▸ Task directions
Reproduce the whole of the data exactly.
[[ Data provided, beginning ]]
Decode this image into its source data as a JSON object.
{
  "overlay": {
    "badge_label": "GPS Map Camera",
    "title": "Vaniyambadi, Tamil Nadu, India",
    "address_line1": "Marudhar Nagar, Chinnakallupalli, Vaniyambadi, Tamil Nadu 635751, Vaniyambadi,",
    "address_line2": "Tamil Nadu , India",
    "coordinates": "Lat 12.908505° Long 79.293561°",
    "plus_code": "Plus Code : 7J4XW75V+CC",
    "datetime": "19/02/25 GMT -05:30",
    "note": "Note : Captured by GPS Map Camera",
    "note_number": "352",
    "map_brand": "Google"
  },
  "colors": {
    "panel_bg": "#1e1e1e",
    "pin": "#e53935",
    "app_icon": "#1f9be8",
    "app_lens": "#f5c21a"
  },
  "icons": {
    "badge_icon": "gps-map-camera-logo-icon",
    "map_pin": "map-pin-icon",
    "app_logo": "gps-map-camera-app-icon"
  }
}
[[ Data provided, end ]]
▸ Exercise solution
Decode this image into its source data as a JSON object.
{
  "overlay": {
    "badge_label": "GPS Map Camera",
    "title": "Vaniyambadi, Tamil Nadu, India",
    "address_line1": "Marudhar Nagar, Chinnakallupalli, Vaniyambadi, Tamil Nadu 635751, Vaniyambadi,",
    "address_line2": "Tamil Nadu , India",
    "coordinates": "Lat 12.908505° Long 79.293561°",
    "plus_code": "Plus Code : 7J4XW75V+CC",
    "datetime": "19/02/25 GMT -05:30",
    "note": "Note : Captured by GPS Map Camera",
    "note_number": "352",
    "map_brand": "Google"
  },
  "colors": {
    "panel_bg": "#1e1e1e",
    "pin": "#e53935",
    "app_icon": "#1f9be8",
    "app_lens": "#f5c21a"
  },
  "icons": {
    "badge_icon": "gps-map-camera-logo-icon",
    "map_pin": "map-pin-icon",
    "app_logo": "gps-map-camera-app-icon"
  }
}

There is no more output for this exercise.